_EXERCISE REQUIREMENTS:_ Gather every line below where "cung" appears.

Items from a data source
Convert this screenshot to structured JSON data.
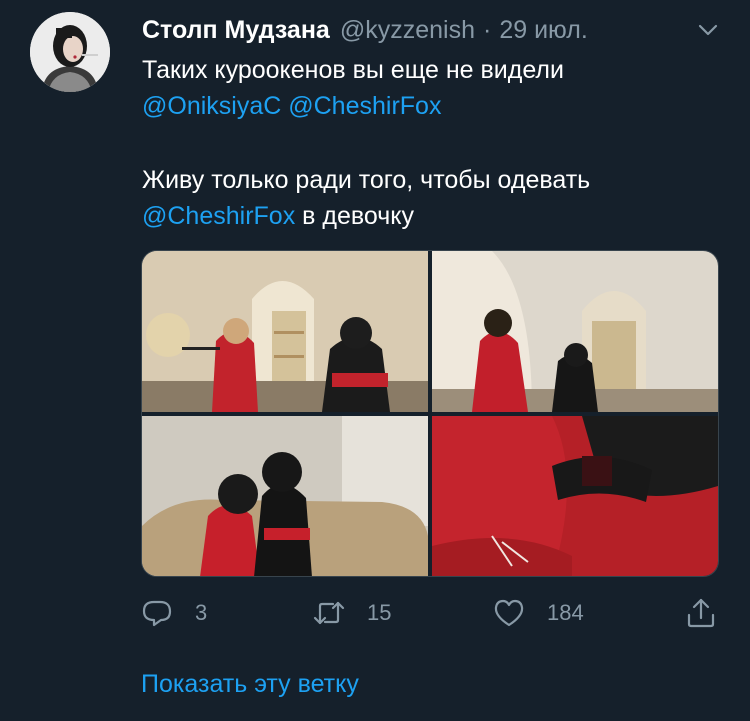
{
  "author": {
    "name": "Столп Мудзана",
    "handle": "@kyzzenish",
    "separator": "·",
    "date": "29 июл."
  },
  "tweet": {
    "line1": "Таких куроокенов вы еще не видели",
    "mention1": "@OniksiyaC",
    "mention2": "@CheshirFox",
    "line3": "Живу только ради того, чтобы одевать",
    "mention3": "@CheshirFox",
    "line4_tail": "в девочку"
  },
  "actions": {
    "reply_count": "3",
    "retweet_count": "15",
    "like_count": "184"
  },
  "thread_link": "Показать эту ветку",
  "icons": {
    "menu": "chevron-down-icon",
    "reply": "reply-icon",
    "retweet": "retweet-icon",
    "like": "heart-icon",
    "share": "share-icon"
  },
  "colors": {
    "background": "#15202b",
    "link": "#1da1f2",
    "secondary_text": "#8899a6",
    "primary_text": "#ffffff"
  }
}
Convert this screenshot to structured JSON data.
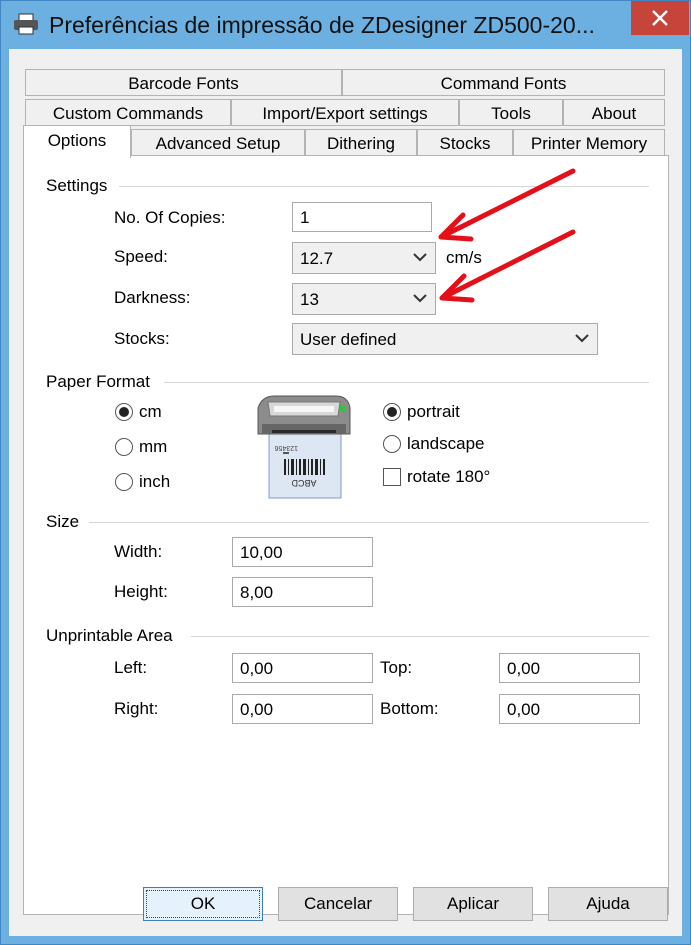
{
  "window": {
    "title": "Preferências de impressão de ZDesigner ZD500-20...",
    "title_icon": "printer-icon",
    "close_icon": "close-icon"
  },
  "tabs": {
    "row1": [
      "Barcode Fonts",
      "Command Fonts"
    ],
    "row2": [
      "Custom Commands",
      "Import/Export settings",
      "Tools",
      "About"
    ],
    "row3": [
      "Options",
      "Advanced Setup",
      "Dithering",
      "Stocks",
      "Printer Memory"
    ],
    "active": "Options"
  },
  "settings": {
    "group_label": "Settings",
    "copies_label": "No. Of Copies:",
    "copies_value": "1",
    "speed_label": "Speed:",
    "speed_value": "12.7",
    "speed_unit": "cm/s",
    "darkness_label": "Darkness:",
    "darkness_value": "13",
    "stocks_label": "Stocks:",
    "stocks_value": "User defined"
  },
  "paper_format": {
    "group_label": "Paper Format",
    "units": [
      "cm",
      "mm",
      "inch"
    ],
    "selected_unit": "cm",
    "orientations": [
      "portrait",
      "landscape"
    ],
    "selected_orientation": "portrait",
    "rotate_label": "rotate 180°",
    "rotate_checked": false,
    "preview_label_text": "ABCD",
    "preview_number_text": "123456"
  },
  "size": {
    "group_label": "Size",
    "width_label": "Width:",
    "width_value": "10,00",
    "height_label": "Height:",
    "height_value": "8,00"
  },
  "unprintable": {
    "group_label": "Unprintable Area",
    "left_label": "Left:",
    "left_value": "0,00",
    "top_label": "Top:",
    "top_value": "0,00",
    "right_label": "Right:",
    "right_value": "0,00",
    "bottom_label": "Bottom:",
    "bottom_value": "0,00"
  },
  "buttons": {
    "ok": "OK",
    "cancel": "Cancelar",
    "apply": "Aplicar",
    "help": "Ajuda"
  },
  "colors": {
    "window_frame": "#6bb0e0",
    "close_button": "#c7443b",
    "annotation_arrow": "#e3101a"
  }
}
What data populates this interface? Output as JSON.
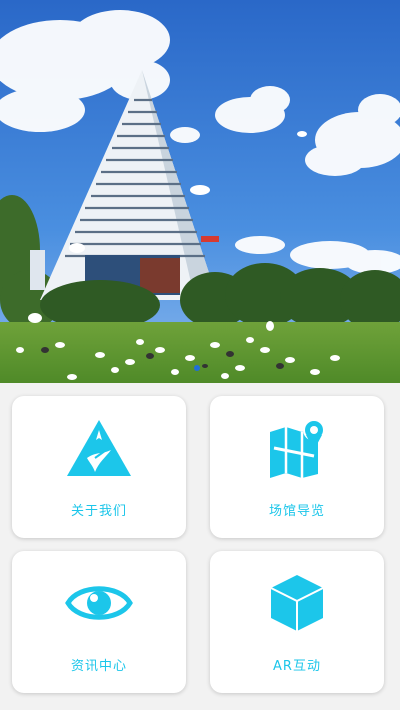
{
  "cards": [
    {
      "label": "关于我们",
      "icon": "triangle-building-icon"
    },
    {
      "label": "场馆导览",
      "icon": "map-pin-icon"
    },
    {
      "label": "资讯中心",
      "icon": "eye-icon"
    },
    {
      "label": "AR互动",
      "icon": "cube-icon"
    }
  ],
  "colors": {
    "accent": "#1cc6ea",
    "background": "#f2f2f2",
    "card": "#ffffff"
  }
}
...
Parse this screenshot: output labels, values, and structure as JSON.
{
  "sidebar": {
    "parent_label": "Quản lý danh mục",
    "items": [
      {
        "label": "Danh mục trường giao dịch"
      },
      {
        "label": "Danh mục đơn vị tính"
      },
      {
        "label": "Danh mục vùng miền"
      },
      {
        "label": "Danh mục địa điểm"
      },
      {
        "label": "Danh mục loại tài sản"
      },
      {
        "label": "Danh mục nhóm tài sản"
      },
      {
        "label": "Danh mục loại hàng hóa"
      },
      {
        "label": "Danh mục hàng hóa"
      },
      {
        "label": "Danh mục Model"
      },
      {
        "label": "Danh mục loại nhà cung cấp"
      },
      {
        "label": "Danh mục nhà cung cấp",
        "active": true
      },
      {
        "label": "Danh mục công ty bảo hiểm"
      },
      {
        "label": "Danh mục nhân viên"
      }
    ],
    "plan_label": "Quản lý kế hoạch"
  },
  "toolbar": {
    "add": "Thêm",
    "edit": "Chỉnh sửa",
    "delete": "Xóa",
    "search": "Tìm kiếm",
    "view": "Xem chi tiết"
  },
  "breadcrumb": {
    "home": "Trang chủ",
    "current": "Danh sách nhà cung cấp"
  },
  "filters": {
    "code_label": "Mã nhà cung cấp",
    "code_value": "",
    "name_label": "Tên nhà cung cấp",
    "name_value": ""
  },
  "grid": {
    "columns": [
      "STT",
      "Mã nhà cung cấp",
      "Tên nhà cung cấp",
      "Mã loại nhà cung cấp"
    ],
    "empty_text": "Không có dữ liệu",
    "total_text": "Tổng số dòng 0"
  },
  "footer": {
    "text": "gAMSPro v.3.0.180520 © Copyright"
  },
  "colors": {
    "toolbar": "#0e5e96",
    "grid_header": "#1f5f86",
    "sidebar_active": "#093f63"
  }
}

_FINISHED EXERCISE:_
        "label": "Danh mục loại nhà cung cấp"
        "label": "Danh mục nhà cung cấp",
    "current": "Danh sách nhà cung cấp"
    "code_label": "Mã nhà cung cấp",
    "name_label": "Tên nhà cung cấp",
      "Mã nhà cung cấp",
      "Tên nhà cung cấp",
      "Mã loại nhà cung cấp"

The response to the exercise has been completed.